Laboratory faulted in false HIV diagnosis case

Tests turned out to be negative. 

What you need to know:

  • To court AAR was therefore vicariously liable for the actions of its laboratory and staff, the doctor inclusive. 

On March 29, 2007, a one Mr Denis Okaka went for an HIV test in a laboratory belonging to AAR Health Services (Uganda) Limited. The results showed that he was HIV positive, and he was availed these results. On November 17 that year the same laboratory carried out a CD4 count of the patient following the positive HIV test. 

However, in May 2008, the patient developed difficulty in breathing and sought medical attention at Kampala Family Clinic where he was diagnosed with high blood pressure for which he was put on medication.
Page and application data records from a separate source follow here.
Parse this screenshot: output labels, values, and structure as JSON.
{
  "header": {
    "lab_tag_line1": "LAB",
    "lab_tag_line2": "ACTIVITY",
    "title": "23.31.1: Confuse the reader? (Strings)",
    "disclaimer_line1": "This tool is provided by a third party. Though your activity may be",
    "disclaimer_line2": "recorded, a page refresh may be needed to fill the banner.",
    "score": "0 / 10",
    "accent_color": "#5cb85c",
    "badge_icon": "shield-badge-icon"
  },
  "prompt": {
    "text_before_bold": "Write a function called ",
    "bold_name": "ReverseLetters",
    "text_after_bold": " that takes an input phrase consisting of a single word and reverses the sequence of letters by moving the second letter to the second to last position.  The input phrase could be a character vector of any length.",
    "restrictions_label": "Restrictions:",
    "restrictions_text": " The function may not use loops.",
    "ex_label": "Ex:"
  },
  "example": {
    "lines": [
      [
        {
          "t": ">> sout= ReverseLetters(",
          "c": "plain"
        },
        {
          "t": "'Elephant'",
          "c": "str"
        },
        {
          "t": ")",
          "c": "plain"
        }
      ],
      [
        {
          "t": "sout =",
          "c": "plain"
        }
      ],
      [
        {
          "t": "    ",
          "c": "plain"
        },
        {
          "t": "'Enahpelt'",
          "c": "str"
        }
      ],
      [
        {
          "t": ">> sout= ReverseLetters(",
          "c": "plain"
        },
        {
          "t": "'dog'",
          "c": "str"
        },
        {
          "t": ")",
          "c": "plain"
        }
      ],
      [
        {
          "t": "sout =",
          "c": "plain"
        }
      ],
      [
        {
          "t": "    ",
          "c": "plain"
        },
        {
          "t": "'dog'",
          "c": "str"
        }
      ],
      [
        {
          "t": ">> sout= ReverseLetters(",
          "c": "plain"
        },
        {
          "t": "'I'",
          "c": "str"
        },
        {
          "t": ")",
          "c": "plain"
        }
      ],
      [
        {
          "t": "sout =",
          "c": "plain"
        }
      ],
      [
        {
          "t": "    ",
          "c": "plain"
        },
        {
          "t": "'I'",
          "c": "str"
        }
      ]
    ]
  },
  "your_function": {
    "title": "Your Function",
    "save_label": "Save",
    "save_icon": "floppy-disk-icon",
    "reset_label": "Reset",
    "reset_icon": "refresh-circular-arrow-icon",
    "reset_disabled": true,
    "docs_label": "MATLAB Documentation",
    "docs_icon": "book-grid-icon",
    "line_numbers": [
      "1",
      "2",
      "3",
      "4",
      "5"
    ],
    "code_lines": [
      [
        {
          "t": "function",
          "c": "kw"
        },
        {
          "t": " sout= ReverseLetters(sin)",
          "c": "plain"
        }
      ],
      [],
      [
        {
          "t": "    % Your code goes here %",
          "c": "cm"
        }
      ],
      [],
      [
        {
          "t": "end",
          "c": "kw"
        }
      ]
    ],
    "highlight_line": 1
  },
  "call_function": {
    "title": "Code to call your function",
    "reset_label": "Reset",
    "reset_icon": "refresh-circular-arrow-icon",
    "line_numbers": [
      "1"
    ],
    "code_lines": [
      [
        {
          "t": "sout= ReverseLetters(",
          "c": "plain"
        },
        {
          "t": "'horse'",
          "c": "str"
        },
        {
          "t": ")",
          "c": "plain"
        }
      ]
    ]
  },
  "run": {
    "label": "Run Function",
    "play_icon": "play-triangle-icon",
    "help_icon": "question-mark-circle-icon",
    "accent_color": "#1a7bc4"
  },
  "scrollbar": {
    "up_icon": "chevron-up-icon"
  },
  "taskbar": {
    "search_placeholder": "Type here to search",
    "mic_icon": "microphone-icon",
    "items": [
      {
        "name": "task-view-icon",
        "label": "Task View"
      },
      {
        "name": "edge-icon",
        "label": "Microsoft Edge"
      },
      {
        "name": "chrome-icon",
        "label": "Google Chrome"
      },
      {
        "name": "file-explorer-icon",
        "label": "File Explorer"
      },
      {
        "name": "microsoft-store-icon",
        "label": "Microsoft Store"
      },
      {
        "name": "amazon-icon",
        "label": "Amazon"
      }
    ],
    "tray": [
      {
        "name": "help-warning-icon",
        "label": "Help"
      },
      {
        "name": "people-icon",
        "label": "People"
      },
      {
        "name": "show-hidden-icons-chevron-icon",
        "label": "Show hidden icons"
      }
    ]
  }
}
Undetectable HIV viral load 
In the clinic the patient was found to have an undetectable HIV viral load in his blood and a near normal CD 4 cell count. The clinic conducted three tests for HIV all of which turned out to be negative. The conclusion from the clinic was that the patient was HIV negative.  

Civil suit 
Mr Okaka instituted a civil suit against AAR for medical negligence on December 17, 2014. The patient’s case was that as a result of the negligence of AAR’s laboratory staff he was twice diagnosed as HIV positive. He, as a result, suffered grave emotional distress, loss of self-esteem, pain, anguish, embarrassment and loss of enjoyment of life.

He asked court to award him one billion Uganda Shillings as compensation for the damages that he had suffered. 

Medical negligence 
One of the alleged acts of medical negligence that the lawyer submitted to court was that AAR failed to subject the patient to pre and post-test HIV counseling. Mr Okaka told court that he was not counseled by the doctor who requested for the HIV test nor any health worker at the facility operated by AAR.

This evidence was not rebutted. The doctor who testified on behalf of AAR in this case could not point to anyone who counseled the client. The doctor assumed that the client had been counseled by the doctor who referred him for the test.

Court considered this very unlikely as there is no evidence that the client returned to the doctor who referred him to the AAR facility. 

The policy guidelines strongly oblige any service provider to conduct pre and post-test counseling to any client who comes for an HIV test. The recommendation is explicit; “pre-test counseling should be comprehensive enough to allow the client, in addition to preparing for the test, to make appropriate risk-reduction plans”. 

In private laboratories where counselors are not available, laboratory staff handling HIV testing should be trained in counseling skills to enable them to provide a brief session of pre-test counseling before the test”. 

Post-test counseling
On the post-test counseling, the guidelines state that clients should not be given HIV results without face-to-face counseling.

In the guidelines it is also clearly stated that where the test is requested by a clinician or counselor, the laboratory staff should send the results to the requesting service provider and not give them to the patient without counseling.

To court this requirement placed a burden on AAR to prove that the pre-test and post-test counseling were done in respect of Mr Okaka when his HIV test was conducted. Mr Okaka had led evidence establishing his claim that he was not counseled as required under the guidelines and, to court, he had executed his legal burden. This shifted the evidential burden to AAR to rebut the client’s claims which AAR failed to.

Court observed that the excuse given by the doctor who testified on behalf of AAR that counseling was supposed to be done by the doctor who referred the patient to them was not in the policy guidelines.

Court was of the opinion that if the laboratory staff intended the referring doctor to conduct the counseling, the laboratory should have sent the results directly to the said doctor and not handed them over to the client.

If AAR had no counselors, it had the obligation to have trained its staff for that purpose. Court was satisfied that these facts and circumstances were sufficient to establish a breach of the duty that AAR owed Mr Okaka. 

Breach of duty 
There was evidence that as a result of that breach of duty, the client was led into taking wrong decisions, into stress and depression which amounted to injury in the form of pain and suffering. 

In this particular aspect court ruled that AAR was negligent as it has conceded in court that the HIV test was done by a laboratory that it established and that a doctor and laboratory staff who attended to Mr. Okaka were its employees. To court AAR was therefore vicariously liable for the actions of its laboratory and staff, the doctor inclusive. 

However, another issue before court was whether Mr Okaka contributed to this negligence. The lawyer for AAR had, in his submissions, told court that Mr Okaka was partly responsible for the negligence as he failed to return for another test within three months or return to see the doctor as he was advised.

To be continued ...